If an adjustment is needed after analysis by Enedis, the latter follows the procedures in force and corrects the usage data based on usage history. However, if no history is available, the customer’s usage is estimated on the basis of comparable supply points.

Enedis sends the customer and supplier a notification letter explaining the reasons for the rectified figures. The letter is sent along with a proposed evaluation of rectified usage in kWh.

1- Observation

In December 2017, the claimant queried the supplier ENGIE about his billing, in particular his recorded usage. The bill dated 4/12/2017 includes the electricity usage based on actual remote readings from 5/11/2016 to 7/11/2017 (off-peak hours reading between 569 kWh and 1,932 kWh and peak hours reading between 828 kWh and 3,259 kWh). This bill is based on readings taken by a LINKY meter fitted in June 2016. The billed electricity usage does not match usage observed in the past, and the claimant therefore questioned the accuracy of the fitted meter.

2- Mediation solution
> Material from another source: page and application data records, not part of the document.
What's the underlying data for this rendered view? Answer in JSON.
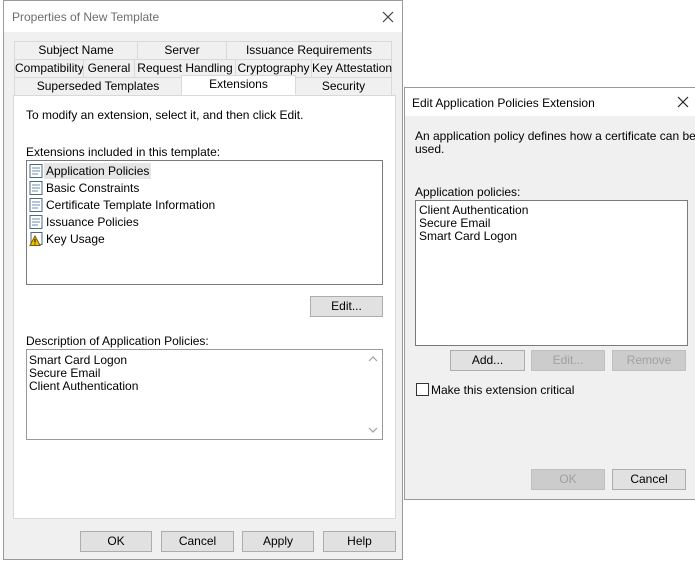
{
  "dialog1": {
    "title": "Properties of New Template",
    "tabs_row1": [
      "Subject Name",
      "Server",
      "Issuance Requirements"
    ],
    "tabs_row2": [
      "Compatibility",
      "General",
      "Request Handling",
      "Cryptography",
      "Key Attestation"
    ],
    "tabs_row3": [
      "Superseded Templates",
      "Extensions",
      "Security"
    ],
    "active_tab": "Extensions",
    "instruction": "To modify an extension, select it, and then click Edit.",
    "extensions_label": "Extensions included in this template:",
    "extensions": [
      {
        "label": "Application Policies",
        "icon": "certificate-icon",
        "selected": true
      },
      {
        "label": "Basic Constraints",
        "icon": "certificate-icon"
      },
      {
        "label": "Certificate Template Information",
        "icon": "certificate-icon"
      },
      {
        "label": "Issuance Policies",
        "icon": "certificate-icon"
      },
      {
        "label": "Key Usage",
        "icon": "warning-certificate-icon"
      }
    ],
    "edit_button": "Edit...",
    "description_label": "Description of Application Policies:",
    "description_lines": [
      "Smart Card Logon",
      "Secure Email",
      "Client Authentication"
    ],
    "buttons": {
      "ok": "OK",
      "cancel": "Cancel",
      "apply": "Apply",
      "help": "Help"
    }
  },
  "dialog2": {
    "title": "Edit Application Policies Extension",
    "description": [
      "An application policy defines how a certificate can be",
      "used."
    ],
    "policies_label": "Application policies:",
    "policies": [
      "Client Authentication",
      "Secure Email",
      "Smart Card Logon"
    ],
    "add_button": "Add...",
    "edit_button": "Edit...",
    "remove_button": "Remove",
    "critical_checkbox_label": "Make this extension critical",
    "critical_checked": false,
    "ok_button": "OK",
    "cancel_button": "Cancel"
  }
}
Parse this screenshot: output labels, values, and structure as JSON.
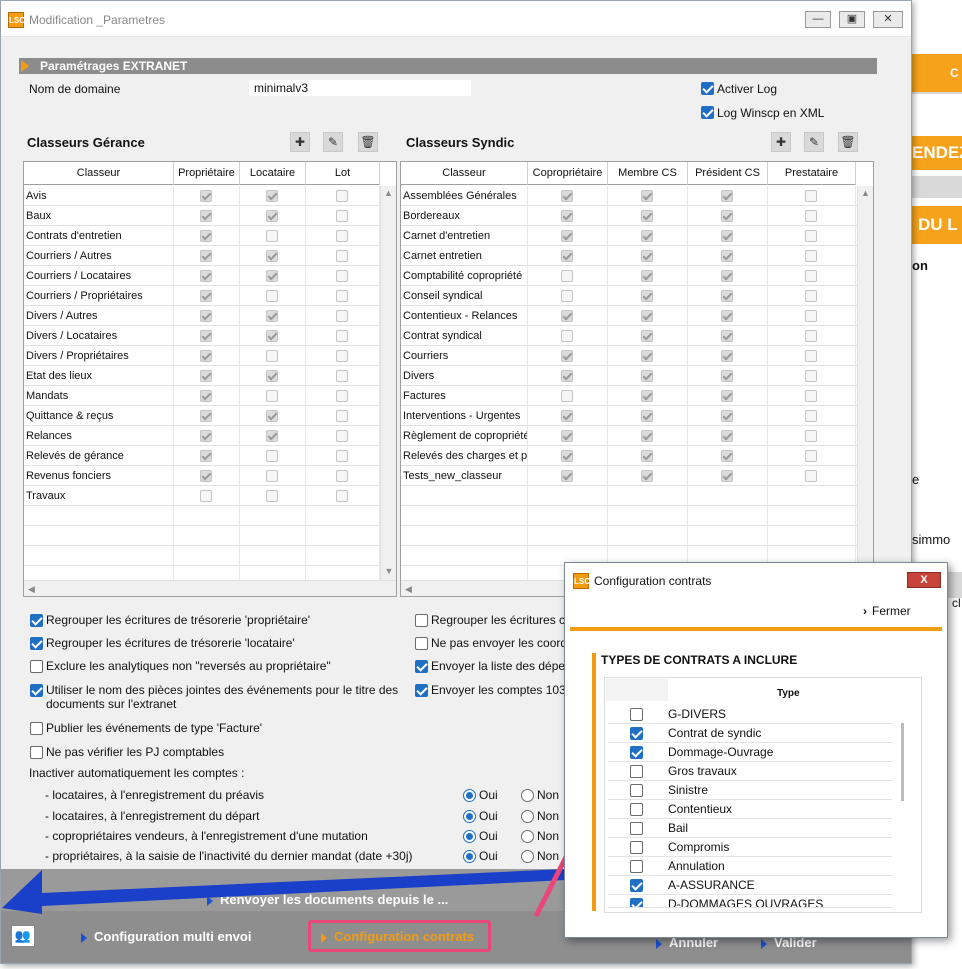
{
  "background_app": {
    "orange_button1": "C",
    "orange_banner": "ENDEZ",
    "orange_banner2": "DU L",
    "text1": "on",
    "text2": "e",
    "text3": "simmo",
    "text4": "cl"
  },
  "window": {
    "title": "Modification _Parametres",
    "icon": "LSC"
  },
  "section_title": "Paramétrages EXTRANET",
  "domain": {
    "label": "Nom de domaine",
    "value": "minimalv3"
  },
  "options_top": {
    "activer_log": {
      "label": "Activer Log",
      "checked": true
    },
    "log_xml": {
      "label": "Log Winscp en XML",
      "checked": true
    }
  },
  "gerance": {
    "title": "Classeurs Gérance",
    "columns": [
      "Classeur",
      "Propriétaire",
      "Locataire",
      "Lot"
    ],
    "rows": [
      {
        "name": "Avis",
        "c": [
          true,
          true,
          false
        ]
      },
      {
        "name": "Baux",
        "c": [
          true,
          true,
          false
        ]
      },
      {
        "name": "Contrats d'entretien",
        "c": [
          true,
          false,
          false
        ]
      },
      {
        "name": "Courriers / Autres",
        "c": [
          true,
          true,
          false
        ]
      },
      {
        "name": "Courriers / Locataires",
        "c": [
          true,
          true,
          false
        ]
      },
      {
        "name": "Courriers / Propriétaires",
        "c": [
          true,
          false,
          false
        ]
      },
      {
        "name": "Divers / Autres",
        "c": [
          true,
          true,
          false
        ]
      },
      {
        "name": "Divers / Locataires",
        "c": [
          true,
          true,
          false
        ]
      },
      {
        "name": "Divers / Propriétaires",
        "c": [
          true,
          false,
          false
        ]
      },
      {
        "name": "Etat des lieux",
        "c": [
          true,
          true,
          false
        ]
      },
      {
        "name": "Mandats",
        "c": [
          true,
          false,
          false
        ]
      },
      {
        "name": "Quittance & reçus",
        "c": [
          true,
          true,
          false
        ]
      },
      {
        "name": "Relances",
        "c": [
          true,
          true,
          false
        ]
      },
      {
        "name": "Relevés de gérance",
        "c": [
          true,
          false,
          false
        ]
      },
      {
        "name": "Revenus fonciers",
        "c": [
          true,
          false,
          false
        ]
      },
      {
        "name": "Travaux",
        "c": [
          false,
          false,
          false
        ]
      }
    ]
  },
  "syndic": {
    "title": "Classeurs Syndic",
    "columns": [
      "Classeur",
      "Copropriétaire",
      "Membre CS",
      "Président CS",
      "Prestataire"
    ],
    "rows": [
      {
        "name": "Assemblées Générales",
        "c": [
          true,
          true,
          true,
          false
        ]
      },
      {
        "name": "Bordereaux",
        "c": [
          true,
          true,
          true,
          false
        ]
      },
      {
        "name": "Carnet d'entretien",
        "c": [
          true,
          true,
          true,
          false
        ]
      },
      {
        "name": "Carnet entretien",
        "c": [
          true,
          true,
          true,
          false
        ]
      },
      {
        "name": "Comptabilité copropriété",
        "c": [
          false,
          true,
          true,
          false
        ]
      },
      {
        "name": "Conseil syndical",
        "c": [
          false,
          true,
          true,
          false
        ]
      },
      {
        "name": "Contentieux - Relances",
        "c": [
          true,
          true,
          true,
          false
        ]
      },
      {
        "name": "Contrat syndical",
        "c": [
          false,
          true,
          true,
          false
        ]
      },
      {
        "name": "Courriers",
        "c": [
          true,
          true,
          true,
          false
        ]
      },
      {
        "name": "Divers",
        "c": [
          true,
          true,
          true,
          false
        ]
      },
      {
        "name": "Factures",
        "c": [
          false,
          true,
          true,
          false
        ]
      },
      {
        "name": "Interventions - Urgentes",
        "c": [
          true,
          true,
          true,
          false
        ]
      },
      {
        "name": "Règlement de copropriété",
        "c": [
          true,
          true,
          true,
          false
        ]
      },
      {
        "name": "Relevés des charges et pr",
        "c": [
          true,
          true,
          true,
          false
        ]
      },
      {
        "name": "Tests_new_classeur",
        "c": [
          true,
          true,
          true,
          false
        ]
      }
    ]
  },
  "options_left": [
    {
      "label": "Regrouper les écritures de trésorerie 'propriétaire'",
      "checked": true
    },
    {
      "label": "Regrouper les écritures de trésorerie 'locataire'",
      "checked": true
    },
    {
      "label": "Exclure les analytiques non \"reversés au propriétaire\"",
      "checked": false
    },
    {
      "label": "Utiliser le nom des pièces jointes des événements pour le titre des",
      "label2": "documents sur l'extranet",
      "checked": true
    },
    {
      "label": "Publier les événements de type 'Facture'",
      "checked": false
    },
    {
      "label": "Ne pas vérifier les PJ comptables",
      "checked": false
    }
  ],
  "options_right": [
    {
      "label": "Regrouper les écritures c",
      "checked": false
    },
    {
      "label": "Ne pas envoyer les coord",
      "checked": false
    },
    {
      "label": "Envoyer la liste des dépe",
      "checked": true
    },
    {
      "label": "Envoyer les comptes 103",
      "checked": true
    }
  ],
  "inactivate": {
    "label": "Inactiver automatiquement les comptes :",
    "oui": "Oui",
    "non": "Non",
    "rows": [
      {
        "label": "- locataires, à l'enregistrement du préavis",
        "value": "Oui"
      },
      {
        "label": "- locataires, à l'enregistrement du départ",
        "value": "Oui"
      },
      {
        "label": "- copropriétaires vendeurs, à l'enregistrement d'une mutation",
        "value": "Oui"
      },
      {
        "label": "- propriétaires, à la saisie de l'inactivité du dernier mandat (date +30j)",
        "value": "Oui"
      }
    ]
  },
  "bottom": {
    "renvoyer": "Renvoyer les documents depuis le ...",
    "multi_envoi": "Configuration multi envoi",
    "contrats": "Configuration contrats",
    "annuler": "Annuler",
    "valider": "Valider"
  },
  "dialog": {
    "title": "Configuration contrats",
    "icon": "LSC",
    "close": "X",
    "fermer": "Fermer",
    "section": "TYPES DE CONTRATS A INCLURE",
    "column": "Type",
    "rows": [
      {
        "name": "G-DIVERS",
        "checked": false
      },
      {
        "name": "Contrat de syndic",
        "checked": true
      },
      {
        "name": "Dommage-Ouvrage",
        "checked": true
      },
      {
        "name": "Gros travaux",
        "checked": false
      },
      {
        "name": "Sinistre",
        "checked": false
      },
      {
        "name": "Contentieux",
        "checked": false
      },
      {
        "name": "Bail",
        "checked": false
      },
      {
        "name": "Compromis",
        "checked": false
      },
      {
        "name": "Annulation",
        "checked": false
      },
      {
        "name": "A-ASSURANCE",
        "checked": true
      },
      {
        "name": "D-DOMMAGES OUVRAGES",
        "checked": true
      }
    ]
  },
  "colors": {
    "accent_orange": "#f39c12",
    "check_blue": "#1f6fc5",
    "annotation_pink": "#e9467a",
    "annotation_blue": "#1a3fc9"
  }
}
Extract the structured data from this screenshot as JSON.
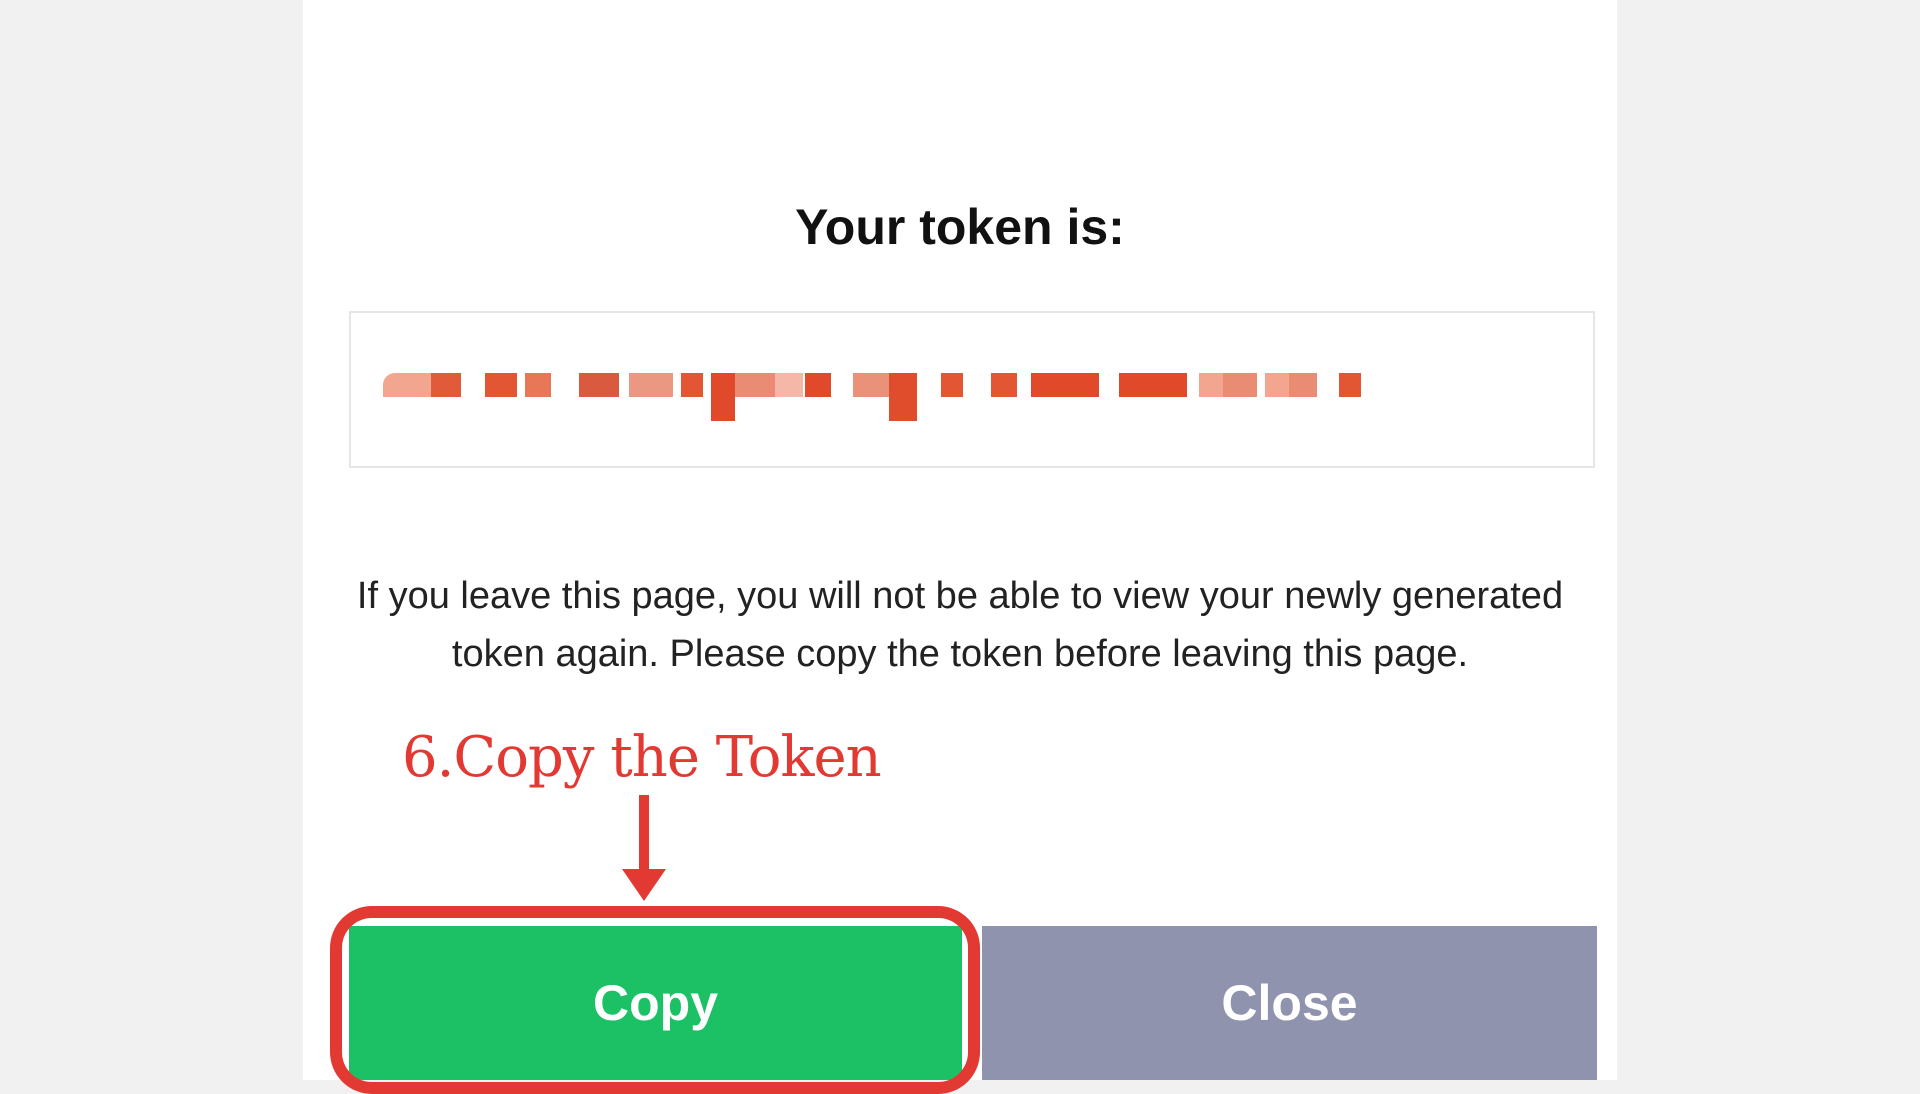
{
  "dialog": {
    "title": "Your token is:",
    "token_field": {
      "value_visible": "redacted (pixelated)"
    },
    "warning_text": "If you leave this page, you will not be able to view your newly generated token again. Please copy the token before leaving this page.",
    "buttons": {
      "copy_label": "Copy",
      "close_label": "Close"
    }
  },
  "annotation": {
    "step_label": "6.Copy the Token"
  },
  "colors": {
    "page_background": "#f1f1f1",
    "panel_background": "#ffffff",
    "copy_button": "#1bc164",
    "close_button": "#8f93ae",
    "annotation_red": "#e23a32",
    "token_mosaic": "#e0502e"
  },
  "icons": {
    "arrow": "down-arrow-icon"
  }
}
In June 2016, as part of the national meter modernization programme, a service provider for distributor ENEDIS visited the claimant’s home to remove the meter (showing an off-peak hours reading of 09,586 and a peak hours reading of 13,265) and fit a Linky meter (with zero readings: 00,000/00,000). With regard to usage, the claimant’s meter was read twice a year up to June 2016 then every month from June 2016 (when the Linky meter was fitted).
From 2012 to October 2016, annual average usage was steady at around 10 kWh per day, without any seasonal variations between winter and summer. This stability of usage was confirmed during the 4 months following the fitting of the Linky meter. However, from November 2016, an increase in annual average usage was observed (14 kWh per day), concentrated in 2 winter periods (2016/2017 and 2017/2018), whereas average usage in the summer period was slightly lower than that observed in previous years. The stability of summer usage eliminates any suspicion of a faulty meter. This is because a meter cannot malfunction intermittently. Furthermore, such seasonal variations in usage can be explained by intentional or unintentional changes in usage patterns or equipment (heating appliances in particular in winter).
The old meter replaced with a LINKY model underestimated usage. The meter was part of a faulty series. However, neither the distributor nor the supplier explained this meter fault to the claimant, which would have enabled the matter to understand why usage increased with the new LINKY meter. The distributor did not pass on this information to the supplier.
The supplier ENGIE’s bill is correct and was based on accurate readings. Therefore, with regard to this mediation process, the supplier offered the claimant a free payment plan over 10 months to settle the bill dated 4/12/2017, as well as compensation for the inconvenience caused.

3- Generic observation

When changing a faulty meter known by the manufacturer to present a risk of underestimating
usage, the distributor should warn the supplier, who would then be able to inform its customer of the risk of underestimation. When a new meter is installed, it restores a “normal” level of consumption, which is probably higher than the level indicated by the old meter due to its structural defect.

4- Recommendation / Generic solution

The distributors (GRDF or ENEDIS) should send suppliers the list of meters publicly acknowledged as presenting a risk of underestimation by their manufacturers, to enable the suppliers to inform their customers in the event of complaints. In effect, when the new meter is installed, in all likelihood the customer will notice an increase in billed usage. The ENGIE Group’s Mediation service recommends that no adjustments should be billed solely in this case, for the period of operation of the meter known to be part of a faulty series.